The MPD-Shaman Theory

My theoretical focus is on the phenomenological similarities between the shaman shape-shifter and the person with dissociative identity disorder (better known as multiple personalities disorder). While there exists identifying symptomology and descriptive factors concerning DID/MPD, the crux of the issue – the processing etiology of this adaptive response – is conspicuous by its absence. Understanding the phenomenology behind this psychological manifestation seems particularly dictated by research that either “rules out” or “finds similarity to” previously documented disorders or diseases. Careful empirical observation and identification of symptoms, reactions and effects on physical, mental, and emotional behaviors are documented to produce a “scorecard” that allows an academically-qualified person to decree that someone has or has not such a disorder. However, the actual process behind such alleged presenting issues is neither attainable nor knowable to anyone other than the owner of such. What has come to my attention is the similarity of the evidence and manifestations of DID/MPD to those overt mannerisms of the shape-shifting shaman of indigenous cultures. In this shamanic process, not only does the shaman believe, perceive and attain a different “identity”, but also the observers themselves perceive and believe that exact change – that transformation into a “new” identity. There are no observers who are not touched in some manner by that change. I call this innate ability “psychomorphism”. I see it as a subconscious ability of an individual to so transform her or his thoughts, feelings, and behavior to such an extent as to present as an alternate identity.
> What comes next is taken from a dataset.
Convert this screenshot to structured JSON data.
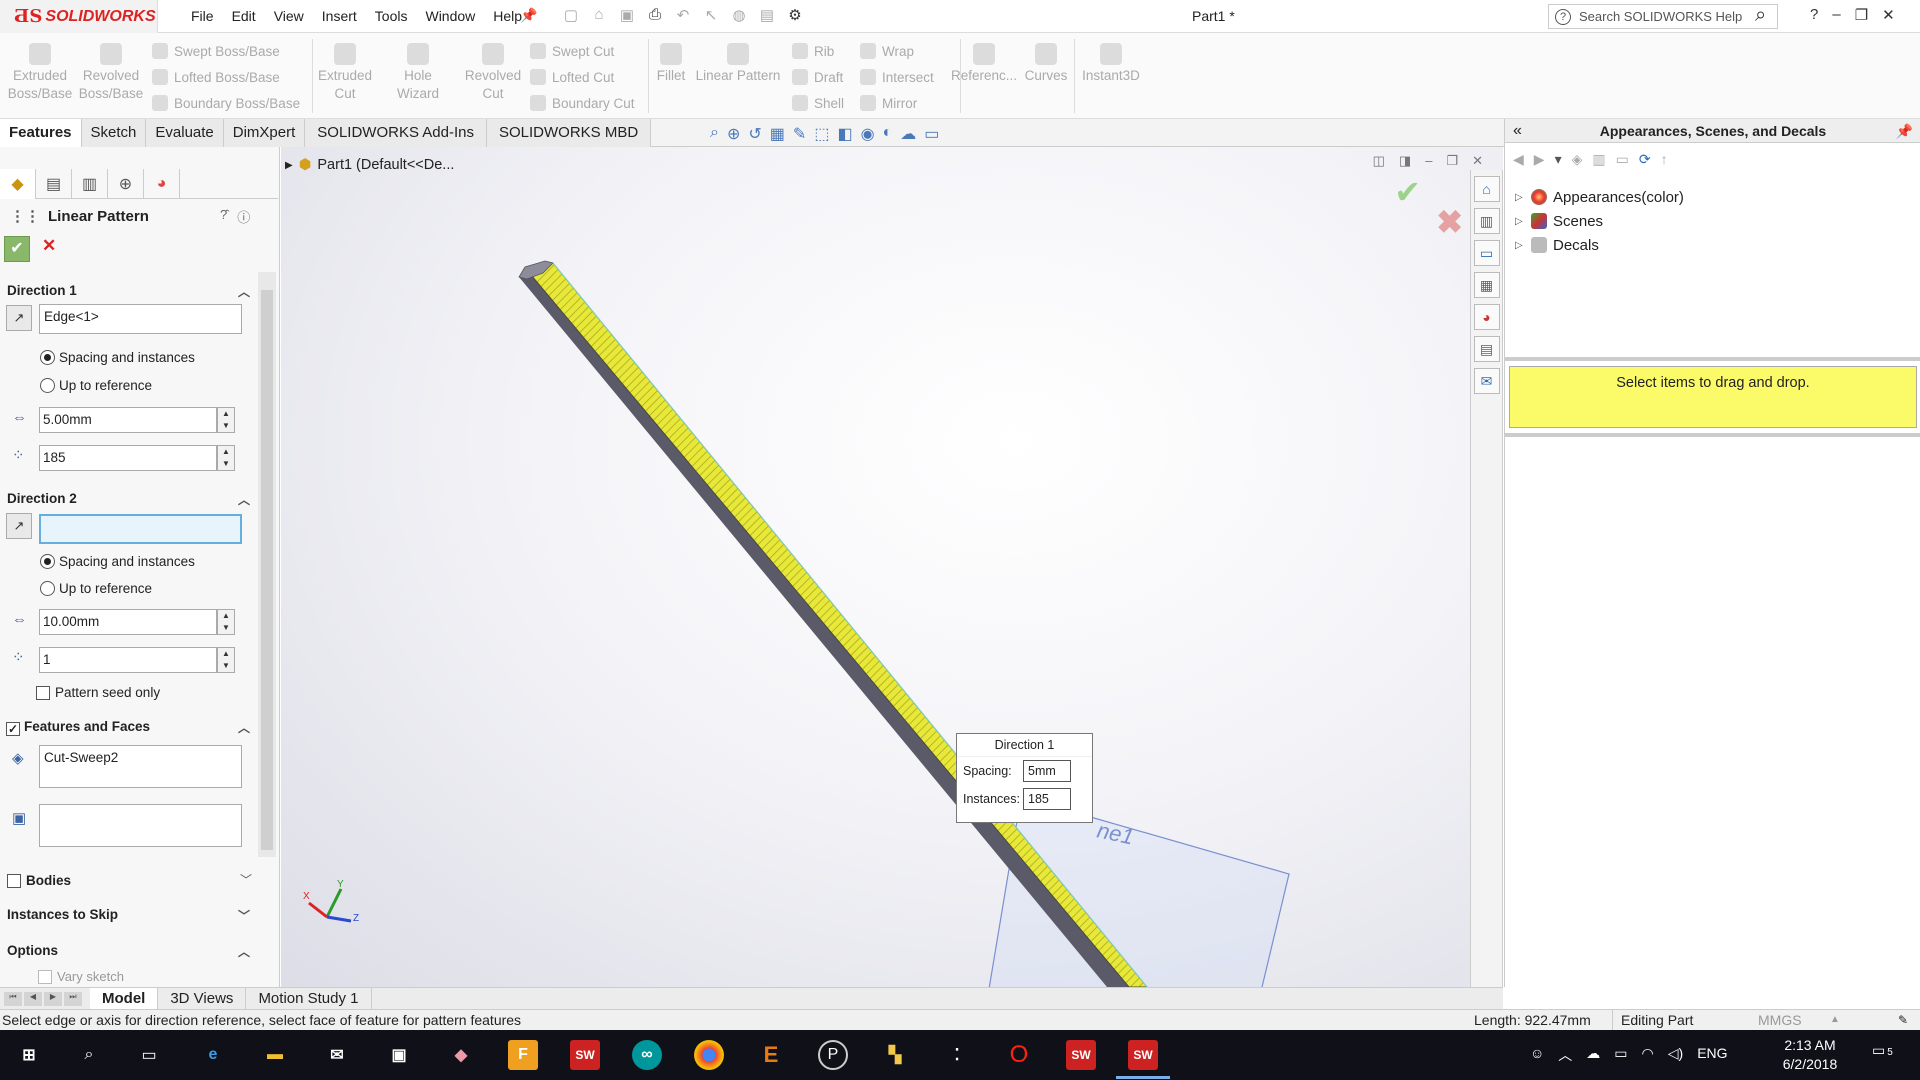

In the case of a shaman, this ability is a controlled and focused activity, consciously sought and attained in an altered state. In the case of a person with DID/MPD, this seems to occur on a continuum from a subconscious uncontrolled unfocused reaction to a more aware, more controlled, more focused activity as healing is attained. I feel that an intensive, abrupt trauma (generally in childhood) tends to ignite this psychomorphic talent as a protective agent which lies hidden in the subconscious throughout the lifespan, and reacts spontaneously in response to actual and/ or perceived threats to the person’s well-being.

The MPD Shaman's Journey